Keeping your own morality in check not only determines your ending, but also helps tailor your inner-self (the creature you become). Regardless, your creature form becomes mega powerful, enabling you to kill creatures in one hit, and you also take less damage in this form. In the first game, Torque dies if you don’t turn off the “Insanity Meter”, but in Ties That Bind, you are stunned and vulnerable to attack.
There are situations Torque will be in that will require the use of the creature form (unlike the last game), such as killing some enemies who are invulnerable otherwise, or bashing through walls. And if your meter isn’t filled, there will be plenty of enemies to waste that will quickly fill it (and these enemy waves often appear near the area in which you need to use your creature form).
The game is disturbing, yes, but it isn’t very scary. Ties That Bind often recycles the same effects and tactics used in the first game. Some were interesting then, but now feel kind of old. You also see a lot of these effects more often, which when overused, lose their charm.
Visually, Ties That Bind looks marginally better than that of its predecessor. Textures are a little cleaner, and the effects are a bit grander. There are a few subtle touches of improvement, such as creatures blasting in two pieces, and more depth to the details of some of the environments. Overall, it doesn’t have the cutting edge graphics of some other games in the genre, but it certainly looks pretty good and has its own sense of style.
That said, there is definitely room for improvement, and the similarity to the first game’s visuals doesn’t help to set the new game apart from the old one. Even the creature models are a mixed bag, simply because many of them are from the first game. It is nice to see some new ones, which are pretty cool, but many of the old ones – which represented the different forms of prison execution – now have to represent something else in order for them to fit into the story. And with no real change to these old enemies, they feel like a copout.
The environments are satisfying enough, but don’t quite hold up, in style, to the more interesting settings of the first game. The city areas in particular, though well done, aren’t that appealing to look at, though they are saved by the series’ stylish look.
The cast of characters in Ties That Bind do a pretty good job of their roles. Michael Clarke Duncan and Rachel Griffiths lend their voices to the game, and do a great job for the most part. The supporting cast also helps the atmosphere. Many of the audio tricks used in the first game still have an effect in Ties That Bind, though like the flashback scenes, it becomes old and tired after a bit. The curse words and gritty language help fit the mature themes.
The music is satisfying when it’s trying to be scary and foreboding.
Expect a game that lasts anywhere between 15 and 20 hours, and since there is no multiplayer to speak of, replay comes in the form of multiple endings, just like its predecessor.

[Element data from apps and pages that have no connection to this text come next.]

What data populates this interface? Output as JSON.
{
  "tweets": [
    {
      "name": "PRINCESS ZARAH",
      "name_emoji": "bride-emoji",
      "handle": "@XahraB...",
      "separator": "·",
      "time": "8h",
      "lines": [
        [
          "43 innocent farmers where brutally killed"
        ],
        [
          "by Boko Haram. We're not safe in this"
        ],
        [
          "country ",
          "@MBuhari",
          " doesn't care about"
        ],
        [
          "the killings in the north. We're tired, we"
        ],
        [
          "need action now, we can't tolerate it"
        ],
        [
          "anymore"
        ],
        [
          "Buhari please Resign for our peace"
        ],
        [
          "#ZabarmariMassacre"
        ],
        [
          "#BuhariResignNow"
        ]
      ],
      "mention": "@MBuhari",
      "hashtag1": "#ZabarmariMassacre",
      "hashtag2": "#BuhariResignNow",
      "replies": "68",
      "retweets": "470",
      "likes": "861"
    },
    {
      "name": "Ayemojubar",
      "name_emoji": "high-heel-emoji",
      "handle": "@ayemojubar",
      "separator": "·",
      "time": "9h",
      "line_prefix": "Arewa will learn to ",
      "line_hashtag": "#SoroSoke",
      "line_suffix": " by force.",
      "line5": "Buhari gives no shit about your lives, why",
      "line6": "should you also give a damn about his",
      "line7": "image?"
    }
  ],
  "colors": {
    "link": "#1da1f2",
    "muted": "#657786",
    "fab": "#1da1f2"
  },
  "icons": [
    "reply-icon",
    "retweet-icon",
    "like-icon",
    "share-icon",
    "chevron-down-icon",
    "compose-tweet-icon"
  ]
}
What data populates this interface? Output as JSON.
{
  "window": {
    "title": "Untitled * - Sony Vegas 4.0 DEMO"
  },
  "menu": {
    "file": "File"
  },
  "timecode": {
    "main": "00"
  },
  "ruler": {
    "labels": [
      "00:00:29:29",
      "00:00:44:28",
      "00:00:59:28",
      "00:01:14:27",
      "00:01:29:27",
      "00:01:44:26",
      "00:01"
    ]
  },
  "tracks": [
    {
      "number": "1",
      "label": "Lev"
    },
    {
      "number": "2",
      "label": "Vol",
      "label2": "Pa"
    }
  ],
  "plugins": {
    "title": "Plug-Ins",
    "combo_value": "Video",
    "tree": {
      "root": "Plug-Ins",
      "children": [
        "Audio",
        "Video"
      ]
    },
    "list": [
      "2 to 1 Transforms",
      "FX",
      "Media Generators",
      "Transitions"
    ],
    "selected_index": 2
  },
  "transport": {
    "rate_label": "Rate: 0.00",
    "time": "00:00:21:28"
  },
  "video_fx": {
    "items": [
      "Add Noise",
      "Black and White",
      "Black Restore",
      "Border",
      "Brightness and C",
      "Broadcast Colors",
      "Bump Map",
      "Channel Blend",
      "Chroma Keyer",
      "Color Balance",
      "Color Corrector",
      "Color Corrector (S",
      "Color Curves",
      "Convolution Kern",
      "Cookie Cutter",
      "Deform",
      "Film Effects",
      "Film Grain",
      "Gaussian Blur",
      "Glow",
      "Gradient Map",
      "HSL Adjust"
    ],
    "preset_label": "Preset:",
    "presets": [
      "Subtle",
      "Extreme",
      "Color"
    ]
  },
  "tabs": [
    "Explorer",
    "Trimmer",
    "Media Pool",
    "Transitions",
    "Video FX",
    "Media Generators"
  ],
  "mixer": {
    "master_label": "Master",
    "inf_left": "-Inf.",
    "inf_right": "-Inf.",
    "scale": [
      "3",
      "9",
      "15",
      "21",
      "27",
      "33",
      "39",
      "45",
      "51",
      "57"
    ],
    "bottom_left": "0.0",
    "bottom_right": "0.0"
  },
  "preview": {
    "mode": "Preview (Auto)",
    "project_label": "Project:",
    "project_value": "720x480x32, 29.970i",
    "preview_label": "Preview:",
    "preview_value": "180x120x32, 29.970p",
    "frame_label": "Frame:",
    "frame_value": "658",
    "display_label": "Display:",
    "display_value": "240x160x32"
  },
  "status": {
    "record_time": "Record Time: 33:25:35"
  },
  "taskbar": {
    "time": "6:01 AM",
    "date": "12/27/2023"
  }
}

If you’ve got a save file from the first game, you can load it up and continue along the same path you were on then.
The Suffering: Ties That Bind is a satisfying follow-up to those looking for more of the same. But those looking for a significant step ahead for the series will likely be disappointed. The fundamental gameplay is the same, and even the graphics haven’t gone through any real change. Gore hounds will like the blood and guts (and there’s plenty of it), and horror fans will dig the mature, disturbing atmosphere.
Ties That Bind is fun to play, but a full development cycle would’ve allowed Surreal to take advantage of the potential that the first game laid the groundwork for. Instead, this follow-up is fun, but not groundbreaking or inspired.